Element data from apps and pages

====

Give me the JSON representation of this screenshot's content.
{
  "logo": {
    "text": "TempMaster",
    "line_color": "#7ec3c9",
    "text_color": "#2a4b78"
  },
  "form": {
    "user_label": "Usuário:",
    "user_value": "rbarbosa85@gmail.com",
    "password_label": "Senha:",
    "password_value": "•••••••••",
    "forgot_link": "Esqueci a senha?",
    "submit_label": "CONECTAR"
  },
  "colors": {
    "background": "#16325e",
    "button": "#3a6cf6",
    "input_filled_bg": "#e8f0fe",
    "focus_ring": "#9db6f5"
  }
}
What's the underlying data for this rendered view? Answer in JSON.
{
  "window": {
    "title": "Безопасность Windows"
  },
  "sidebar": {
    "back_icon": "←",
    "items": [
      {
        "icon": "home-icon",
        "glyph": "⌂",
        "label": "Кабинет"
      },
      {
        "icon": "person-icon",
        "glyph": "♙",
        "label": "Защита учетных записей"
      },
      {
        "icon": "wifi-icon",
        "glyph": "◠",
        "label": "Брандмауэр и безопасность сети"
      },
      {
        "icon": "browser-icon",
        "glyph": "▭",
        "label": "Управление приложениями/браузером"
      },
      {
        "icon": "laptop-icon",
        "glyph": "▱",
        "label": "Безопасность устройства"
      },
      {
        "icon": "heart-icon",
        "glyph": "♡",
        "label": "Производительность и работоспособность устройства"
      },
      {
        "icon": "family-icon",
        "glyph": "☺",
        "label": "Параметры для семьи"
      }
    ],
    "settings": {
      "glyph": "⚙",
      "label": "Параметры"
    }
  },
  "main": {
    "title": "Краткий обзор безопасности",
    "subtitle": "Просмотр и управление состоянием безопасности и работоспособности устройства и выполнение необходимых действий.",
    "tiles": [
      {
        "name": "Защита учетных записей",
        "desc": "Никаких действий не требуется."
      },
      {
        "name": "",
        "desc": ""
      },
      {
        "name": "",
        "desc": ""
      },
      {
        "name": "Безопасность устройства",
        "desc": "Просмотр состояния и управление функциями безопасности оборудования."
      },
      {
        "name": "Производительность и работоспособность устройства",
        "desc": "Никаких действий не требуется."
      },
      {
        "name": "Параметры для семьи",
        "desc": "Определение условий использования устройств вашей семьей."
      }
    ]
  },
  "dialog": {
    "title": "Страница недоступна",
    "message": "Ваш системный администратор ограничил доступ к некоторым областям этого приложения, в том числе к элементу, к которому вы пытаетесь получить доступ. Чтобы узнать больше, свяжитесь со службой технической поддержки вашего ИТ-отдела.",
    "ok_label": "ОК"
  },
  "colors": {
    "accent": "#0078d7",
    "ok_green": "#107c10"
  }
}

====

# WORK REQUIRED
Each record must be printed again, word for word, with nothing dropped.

# RESULT OF THE TASK
Give me the JSON representation of this screenshot's content.
{
  "logo": {
    "text": "TempMaster",
    "line_color": "#7ec3c9",
    "text_color": "#2a4b78"
  },
  "form": {
    "user_label": "Usuário:",
    "user_value": "rbarbosa85@gmail.com",
    "password_label": "Senha:",
    "password_value": "•••••••••",
    "forgot_link": "Esqueci a senha?",
    "submit_label": "CONECTAR"
  },
  "colors": {
    "background": "#16325e",
    "button": "#3a6cf6",
    "input_filled_bg": "#e8f0fe",
    "focus_ring": "#9db6f5"
  }
}
What's the underlying data for this rendered view? Answer in JSON.
{
  "window": {
    "title": "Безопасность Windows"
  },
  "sidebar": {
    "back_icon": "←",
    "items": [
      {
        "icon": "home-icon",
        "glyph": "⌂",
        "label": "Кабинет"
      },
      {
        "icon": "person-icon",
        "glyph": "♙",
        "label": "Защита учетных записей"
      },
      {
        "icon": "wifi-icon",
        "glyph": "◠",
        "label": "Брандмауэр и безопасность сети"
      },
      {
        "icon": "browser-icon",
        "glyph": "▭",
        "label": "Управление приложениями/браузером"
      },
      {
        "icon": "laptop-icon",
        "glyph": "▱",
        "label": "Безопасность устройства"
      },
      {
        "icon": "heart-icon",
        "glyph": "♡",
        "label": "Производительность и работоспособность устройства"
      },
      {
        "icon": "family-icon",
        "glyph": "☺",
        "label": "Параметры для семьи"
      }
    ],
    "settings": {
      "glyph": "⚙",
      "label": "Параметры"
    }
  },
  "main": {
    "title": "Краткий обзор безопасности",
    "subtitle": "Просмотр и управление состоянием безопасности и работоспособности устройства и выполнение необходимых действий.",
    "tiles": [
      {
        "name": "Защита учетных записей",
        "desc": "Никаких действий не требуется."
      },
      {
        "name": "",
        "desc": ""
      },
      {
        "name": "",
        "desc": ""
      },
      {
        "name": "Безопасность устройства",
        "desc": "Просмотр состояния и управление функциями безопасности оборудования."
      },
      {
        "name": "Производительность и работоспособность устройства",
        "desc": "Никаких действий не требуется."
      },
      {
        "name": "Параметры для семьи",
        "desc": "Определение условий использования устройств вашей семьей."
      }
    ]
  },
  "dialog": {
    "title": "Страница недоступна",
    "message": "Ваш системный администратор ограничил доступ к некоторым областям этого приложения, в том числе к элементу, к которому вы пытаетесь получить доступ. Чтобы узнать больше, свяжитесь со службой технической поддержки вашего ИТ-отдела.",
    "ok_label": "ОК"
  },
  "colors": {
    "accent": "#0078d7",
    "ok_green": "#107c10"
  }
}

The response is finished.